Early-access customers of a new sample loading device that Pacific Biosciences launched last week say that the upgrade improves results for certain samples, reduces contamination, and cuts down the amount of library material required per run.
PacBio released the MagBead station and reagent kit as an upgrade for its sequencer, the PacBio RS, last week. The device, which every customer will receive free of charge, uses magnetic beads coated with library material and helps to load the SMRT cell wells, or zero-mode waveguides, more efficiently with DNA and polymerase. According to the company, it also increases the percentage of long reads, cuts down on sample usage, and makes sample prep for the PacBio more robust overall.
"We expect that our automated MagBead station will make a substantial difference in customers' ability to run experiments on challenging samples because it will reduce the impact of the variability in sample prep while reducing the amount of sample needed to perform highly accurate sequencing," said PacBio CEO Michael Hunkapiller in a statement.
At Expression Analysis, which has had access to the MagBead upgrade for a little more than a month, one of the main benefits, though unanticipated, has been that a number of difficult DNA samples that had previously been "very recalcitrant" to sequencing on the PacBio now yield sequence data.
These samples "simply did not want to sequence; they wouldn't load into the ZMWs properly," Patrick Hurban, the company's vice president of research and development, told In Sequence. The samples did not have anything obvious in common, he said, and included plant, bacterial, and fungal DNA. "For every case that we have looked at so far, the MagBead station has allowed us to recover sequence," he said, adding that as a result, "we're much more confident on a sample-by-sample basis that we will be able to get good sequence."
In addition, the amount of material from a standard library prep that needs to be loaded is now about six to eight times smaller than before, he said. Although Expression Analysis has not tested this yet, this probably means that DNA libraries can be made with less DNA, and Hurban said that PacBio has already published a protocol that starts with less material.
For small bacterial genome sequencing projects, EA typically starts with 8 micrograms of DNA today, he said, and this could potentially be reduced to as little as 1 microgram with the MagBead.
This, in turn, could restart some project discussions with clients who were interested in using the PacBio but were unable to provide several micrograms of DNA.
The MagBead procedure also seems to favor larger DNA fragments over smaller ones – potentially because smaller DNA fragments coupled to a magnetic bead cannot reach the bottom of the ZMWs – which increases the percentage of longer reads in a run. As a result, small contaminating DNA fragments, including adapter dimers, are excluded from the SMRT cells. "So even with libraries where we had visible contamination with smaller sequences … we have now virtually eliminated these small sequences with MagBead," Hurban said.
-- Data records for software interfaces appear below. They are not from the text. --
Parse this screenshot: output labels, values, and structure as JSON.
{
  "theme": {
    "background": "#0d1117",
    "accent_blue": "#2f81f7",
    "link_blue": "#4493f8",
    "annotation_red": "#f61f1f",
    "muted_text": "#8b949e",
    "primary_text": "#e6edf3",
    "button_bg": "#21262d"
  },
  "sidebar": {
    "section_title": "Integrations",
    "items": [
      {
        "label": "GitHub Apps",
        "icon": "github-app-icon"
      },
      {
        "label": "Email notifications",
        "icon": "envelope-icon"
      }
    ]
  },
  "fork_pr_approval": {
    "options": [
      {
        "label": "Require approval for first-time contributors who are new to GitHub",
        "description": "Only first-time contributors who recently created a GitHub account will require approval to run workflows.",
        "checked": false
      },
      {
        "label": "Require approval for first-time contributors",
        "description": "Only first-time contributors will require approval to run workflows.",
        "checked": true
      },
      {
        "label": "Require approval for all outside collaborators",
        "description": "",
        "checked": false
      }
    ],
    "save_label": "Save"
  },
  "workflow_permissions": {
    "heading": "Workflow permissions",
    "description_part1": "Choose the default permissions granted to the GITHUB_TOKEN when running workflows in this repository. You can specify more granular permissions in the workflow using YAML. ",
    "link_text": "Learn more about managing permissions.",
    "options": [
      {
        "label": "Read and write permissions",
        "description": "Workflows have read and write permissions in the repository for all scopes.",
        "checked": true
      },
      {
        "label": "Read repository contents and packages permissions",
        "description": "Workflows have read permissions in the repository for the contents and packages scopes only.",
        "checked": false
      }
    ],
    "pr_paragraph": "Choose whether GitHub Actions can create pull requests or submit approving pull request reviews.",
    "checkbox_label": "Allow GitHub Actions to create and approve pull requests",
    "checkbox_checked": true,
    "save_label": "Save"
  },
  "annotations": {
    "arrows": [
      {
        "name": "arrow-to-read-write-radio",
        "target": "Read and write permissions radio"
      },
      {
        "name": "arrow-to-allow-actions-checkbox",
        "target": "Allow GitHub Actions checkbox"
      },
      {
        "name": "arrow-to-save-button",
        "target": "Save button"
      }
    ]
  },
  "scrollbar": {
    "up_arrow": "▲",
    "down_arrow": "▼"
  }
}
Libraries with large insert sizes in particular − for example, 5 to 6 kilobases, or 8 to 12 kilobases – seem to work well with the MagBead station, and Expression Analysis is about to test whether this is also true for smaller insert sizes. "The main benefit of the MagBead upgrade is that we are now able to see the same kind of loading dynamics with very large insert libraries that we always had with smaller insert libraries," Hurban said.
Before the upgrade, about 30 percent to 45 percent of ZMWs were typically active after loading, depending on the type of DNA library, and now it is typically between 50 percent and 60 percent, he said.
It is still possible to use the PacBio RS without the MagBead station, which can be chosen through the instrument's control software, and the device adds only about 30 minutes of extra time to a typical run of 16 SMRT cells, which take a day and a half to load and run, he said.
Other users appear to have had similar experiences. "The MagBead station greatly reduces any adapter-dimer that may be present in some libraries and there are clearly benefits in terms of how much library is consumed during loading a sequencing run," said Chad Nusbaum, scientific director of Broad Technology Labs at the Broad Institute, in a statement from PacBio. "Compared to diffusion loading, approximately one-tenth of the library is needed to load each SMRT cell, allowing us to contemplate much deeper sequence coverage from a single library preparation," he said.